They’d left it at that. They’d found a barn that a tenant farmer Cromwell only vaguely knew was willing to rent out. The wagon was there, with Gayle to make the reports in the evening’s radio window, with Leebrick, Towson, Welch and Hamilton to stand guard. Hamilton had to stay behind to make sure Vicky did, of course. Alex and Julie had ridden along part of the way and set up an ambush point just off the road to Pedley’s house. If they were attacked, that would be where they fell back to, with Julie to ensure that the assailants got the shock of their suddenly-very-brief lives. The summer evening had the sun low in the western sky, so if Darryl and Cromwell rode hell-for-leather along the road back to St. Ives their pursuers would be beautifully illuminated from Julie’s vantage. No need for signals; if they were at the gallop, whoever was chasing them was fair game.


The precautions seemed to have been unnecessary, though. Darryl wasn’t ever going to be the horseman Cromwell plainly was, but he was comfortable enough to look around plenty. Since his role for today seemed to be “younger guy along for the ride” he felt he could get away with gawking, and played his role to the hilt. If they were being followed or watched, whoever was doing it was being subtler than he knew how to spot.

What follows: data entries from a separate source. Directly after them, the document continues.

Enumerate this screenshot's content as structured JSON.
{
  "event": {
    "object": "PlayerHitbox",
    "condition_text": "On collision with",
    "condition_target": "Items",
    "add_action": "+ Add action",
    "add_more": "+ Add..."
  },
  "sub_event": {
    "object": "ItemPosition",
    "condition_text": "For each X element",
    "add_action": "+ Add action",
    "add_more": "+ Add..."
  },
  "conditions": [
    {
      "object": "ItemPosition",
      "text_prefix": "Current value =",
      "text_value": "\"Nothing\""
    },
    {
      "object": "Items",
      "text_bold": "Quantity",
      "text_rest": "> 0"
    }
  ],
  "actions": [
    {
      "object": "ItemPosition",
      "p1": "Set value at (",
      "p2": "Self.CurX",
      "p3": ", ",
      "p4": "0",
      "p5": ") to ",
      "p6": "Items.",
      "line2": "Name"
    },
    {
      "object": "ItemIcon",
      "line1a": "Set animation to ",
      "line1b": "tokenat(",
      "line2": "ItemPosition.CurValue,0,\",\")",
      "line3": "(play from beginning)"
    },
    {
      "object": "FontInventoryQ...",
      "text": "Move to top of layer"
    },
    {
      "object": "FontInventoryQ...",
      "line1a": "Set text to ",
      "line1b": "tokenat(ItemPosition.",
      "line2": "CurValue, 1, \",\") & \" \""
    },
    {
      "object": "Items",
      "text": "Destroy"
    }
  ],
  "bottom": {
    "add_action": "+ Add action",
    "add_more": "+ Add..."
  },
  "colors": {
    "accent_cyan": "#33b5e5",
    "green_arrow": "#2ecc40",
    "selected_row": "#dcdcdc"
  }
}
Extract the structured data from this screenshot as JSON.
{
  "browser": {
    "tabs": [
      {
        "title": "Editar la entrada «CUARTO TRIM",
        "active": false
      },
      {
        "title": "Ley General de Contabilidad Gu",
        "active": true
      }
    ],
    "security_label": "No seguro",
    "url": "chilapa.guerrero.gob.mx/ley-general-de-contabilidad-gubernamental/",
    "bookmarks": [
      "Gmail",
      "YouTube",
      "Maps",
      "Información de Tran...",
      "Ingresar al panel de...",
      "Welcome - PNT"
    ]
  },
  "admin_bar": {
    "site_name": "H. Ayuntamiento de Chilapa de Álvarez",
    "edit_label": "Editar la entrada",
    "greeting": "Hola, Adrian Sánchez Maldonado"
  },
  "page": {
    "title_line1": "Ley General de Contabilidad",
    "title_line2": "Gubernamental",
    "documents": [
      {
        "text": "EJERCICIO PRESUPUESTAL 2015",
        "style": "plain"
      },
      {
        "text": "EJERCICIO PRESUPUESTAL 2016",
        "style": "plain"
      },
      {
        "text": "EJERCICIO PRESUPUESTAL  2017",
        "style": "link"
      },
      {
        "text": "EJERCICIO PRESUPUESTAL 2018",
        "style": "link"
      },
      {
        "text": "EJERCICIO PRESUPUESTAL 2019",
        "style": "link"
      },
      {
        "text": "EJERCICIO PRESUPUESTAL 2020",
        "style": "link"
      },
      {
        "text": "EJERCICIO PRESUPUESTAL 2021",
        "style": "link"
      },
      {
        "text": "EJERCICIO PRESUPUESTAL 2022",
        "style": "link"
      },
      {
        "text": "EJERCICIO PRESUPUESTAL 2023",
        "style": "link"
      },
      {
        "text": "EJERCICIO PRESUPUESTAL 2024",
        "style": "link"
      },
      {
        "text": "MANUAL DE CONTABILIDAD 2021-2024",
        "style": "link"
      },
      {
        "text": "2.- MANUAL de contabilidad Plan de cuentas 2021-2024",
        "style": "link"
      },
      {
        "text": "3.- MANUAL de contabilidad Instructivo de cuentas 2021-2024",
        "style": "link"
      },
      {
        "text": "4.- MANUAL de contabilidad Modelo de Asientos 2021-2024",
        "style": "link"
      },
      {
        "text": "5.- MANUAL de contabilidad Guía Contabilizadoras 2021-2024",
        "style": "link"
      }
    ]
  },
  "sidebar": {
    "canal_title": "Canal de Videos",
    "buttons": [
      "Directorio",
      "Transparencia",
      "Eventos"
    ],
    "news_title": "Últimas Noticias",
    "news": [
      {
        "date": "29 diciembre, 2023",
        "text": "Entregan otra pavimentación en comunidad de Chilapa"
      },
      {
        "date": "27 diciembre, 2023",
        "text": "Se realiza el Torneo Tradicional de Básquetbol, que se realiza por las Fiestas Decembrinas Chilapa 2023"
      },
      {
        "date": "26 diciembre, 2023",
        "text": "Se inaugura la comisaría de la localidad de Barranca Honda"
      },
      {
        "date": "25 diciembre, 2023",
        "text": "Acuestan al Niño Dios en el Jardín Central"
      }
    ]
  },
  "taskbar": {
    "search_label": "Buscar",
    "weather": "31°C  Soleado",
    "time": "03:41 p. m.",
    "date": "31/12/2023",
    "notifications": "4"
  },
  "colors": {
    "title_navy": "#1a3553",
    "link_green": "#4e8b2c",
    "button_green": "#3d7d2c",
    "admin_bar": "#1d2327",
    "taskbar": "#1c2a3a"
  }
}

Pedley himself turned out to be exactly what Darryl would’ve assumed if you’d said English Country Squire to him, right down to the glass of what smelt like sherry in his hand — not a small glass, either — and the buttons down his front straining to contain a truly impressive gut. “Oliver,” the man had said, without a note of exclamation in his voice, “I knew you were at large again, but it does me good to see you safe.”

“Nicholas,” Cromwell said, “permit me to name Mister Darryl McCarthy to you, who was most solicitous of my health during my captivity and helped me to my liberty after.”

“Pleased to meet you,” Darryl said, remembering to have his glove off before offering his hand.

“A friend to Oliver is a friend to me,” Pedley said, shaking his hand and waving to his manservant. “Peter will have chairs and drink for you momentarily, I’m sure. Not that I think you’ll be staying long, Oliver. If that scoundrel Finnegan hasn’t eyes on this place one way or another you may call me the most startled man in Christendom. Best you be away as soon as I’ve satisfied you as to your childrens’ fate.”

“You know?”